THUNDER BAY -- The NDP Monday revealed a campaign pledge to lower hydro bills across the province, but the HST-slashing plan won’t amount to cash savings for homeowners for about two years.
New Democrat party leader Andrea Horwath held her second campaign stop in the city in as many days, announcing that if elected her party would remove the provincial portion of the HST from hydro bills starting in 2016.
“We have consistently been of the opinion that the HST does not belong on electricity bills, that people’s bills are going up constantly and we need to see some relief for families,” she said.
The initiative, which Horwath says will save the average Ontario family about $120 per year, was also announced during the 2011 campaign.
Horwath held the Monday morning announcement in the living room of Northwood resident and NDP supporter Jeff Caldwell.
Caldwell, 54, is the father to two teenage sons and says the recent harsh winter has resulted in hefty bi-monthly bills where the tax hit is felt.
“The most recent bill I got was $135 and $17 of that is HST. Prior to that the previous bill was $150,” he said.
Prior to the HST being added in 2010, Caldwell said he was paying in the vicinity of $100 per bill.
Thunder Bay-Atikokan NDP candidate Mary Kozorys said many of the people she has encountered in the early stages of the campaign have been vocal about how the cost of energy can be brought down.
“I think it’s a very practical approach. One of the first steps we can implement is taking the HST off hydro bills,” Kozorys said. “This is what I’m hearing every day on the doorstep, how can government make life more affordable.”
Taking the eight per cent tax off the bills is just a starting point in the party’s plan to bring down electricity bills the NDP claim are among the highest in Canada. The Liberal government has admitted ratepayers will see an increase of 33 per cent in the next three years.
Horwath acknowledged there is a lot more work and measures required to lower hydro rates across the province.
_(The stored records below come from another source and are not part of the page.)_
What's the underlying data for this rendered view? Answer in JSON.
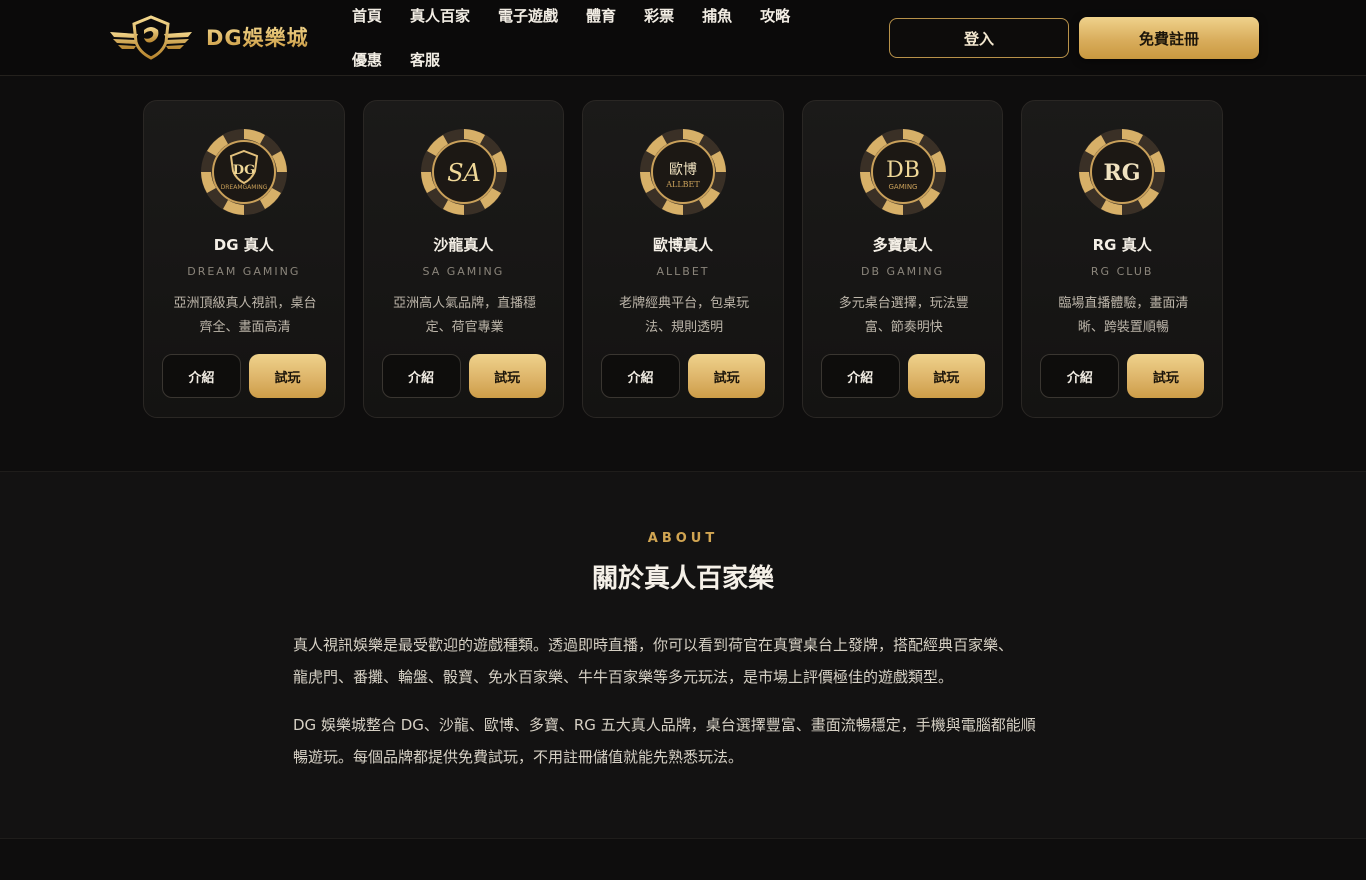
{
  "brand": {
    "name": "DG娛樂城"
  },
  "nav": {
    "items": [
      "首頁",
      "真人百家",
      "電子遊戲",
      "體育",
      "彩票",
      "捕魚",
      "攻略",
      "優惠",
      "客服"
    ]
  },
  "header": {
    "login_label": "登入",
    "register_label": "免費註冊"
  },
  "cards": [
    {
      "chip_text": "DG",
      "chip_sub": "DREAMGAMING",
      "title": "DG 真人",
      "subtitle": "DREAM GAMING",
      "desc_line1": "亞洲頂級真人視訊，桌台",
      "desc_line2": "齊全、畫面高清",
      "intro_label": "介紹",
      "try_label": "試玩"
    },
    {
      "chip_text": "SA",
      "chip_sub": "",
      "title": "沙龍真人",
      "subtitle": "SA GAMING",
      "desc_line1": "亞洲高人氣品牌，直播穩",
      "desc_line2": "定、荷官專業",
      "intro_label": "介紹",
      "try_label": "試玩"
    },
    {
      "chip_text": "歐博",
      "chip_sub": "ALLBET",
      "title": "歐博真人",
      "subtitle": "ALLBET",
      "desc_line1": "老牌經典平台，包桌玩",
      "desc_line2": "法、規則透明",
      "intro_label": "介紹",
      "try_label": "試玩"
    },
    {
      "chip_text": "DB",
      "chip_sub": "GAMING",
      "title": "多寶真人",
      "subtitle": "DB GAMING",
      "desc_line1": "多元桌台選擇，玩法豐",
      "desc_line2": "富、節奏明快",
      "intro_label": "介紹",
      "try_label": "試玩"
    },
    {
      "chip_text": "RG",
      "chip_sub": "",
      "title": "RG 真人",
      "subtitle": "RG CLUB",
      "desc_line1": "臨場直播體驗，畫面清",
      "desc_line2": "晰、跨裝置順暢",
      "intro_label": "介紹",
      "try_label": "試玩"
    }
  ],
  "about": {
    "eyebrow": "ABOUT",
    "title": "關於真人百家樂",
    "p1_line1": "真人視訊娛樂是最受歡迎的遊戲種類。透過即時直播，你可以看到荷官在真實桌台上發牌，搭配經典百家樂、",
    "p1_line2": "龍虎門、番攤、輪盤、骰寶、免水百家樂、牛牛百家樂等多元玩法，是市場上評價極佳的遊戲類型。",
    "p2_line1": "DG 娛樂城整合 DG、沙龍、歐博、多寶、RG 五大真人品牌，桌台選擇豐富、畫面流暢穩定，手機與電腦都能順",
    "p2_line2": "暢遊玩。每個品牌都提供免費試玩，不用註冊儲值就能先熟悉玩法。"
  },
  "colors": {
    "gold": "#d9ad5c",
    "background": "#0e0d0d",
    "card": "#1a1918"
  }
}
She said the party is committed to consolidating agencies, capping executive salaries, ensuring exported energy is not subsidized and ordering a review of private power contracts by the Auditor General.
“It’s a start to get the bills down a bit. We’d like to make some efforts to try to get the rates under control themselves. We don’t believe it’s inevitable for those rates to go up 42 per cent so we’ve unveiled a plan to get those rates under control,” Horwath said.
“I think we’re the only party bringing forth a number of new ideas on how we get those electricity rates under control here in Ontario.”
Horwath took issue with the Liberals’ Green Energy Act, saying the legislation was “fumbled seriously” when it was enacted and that it puts neighbouring communities in direct competition with one another.
However, she said she did not agree with tearing up existing contracts and subsidies. She explicitly ruled out building any new nuclear power plants.
Earlier Monday, Progressive Conservative Leader Tim Hudak announced a portion of his party’s energy platform to stabilize electricity rates.
Hudak proposes removing subsidies for wind and solar power and instead replacing them with investments in nuclear, natural gas and hydro power. It also intends to make it easier for Ontario to import energy from neighbouring provinces and the United States.
When asked about the possibility of a leaders’ debate being held in the city, Horwath answered she is not aware of a date being set at this point. She did say she was unsure if her team had made any proactive efforts to set up such a forum.
More than two weeks ago before the election was called, Premier Kathleen Wynne issued a challenge to Horwath and Hudak to hold a northern leaders’ debate.
“We’re happy to take on those debates at any time,” Horwath said.
Horwath and Hudak staged a debate in Thunder Bay during the last provincial election, with then-Liberal leader Dalton McGuinty absent.
The NDP leader is scheduled to make another announcement Monday afternoon in Sudbury.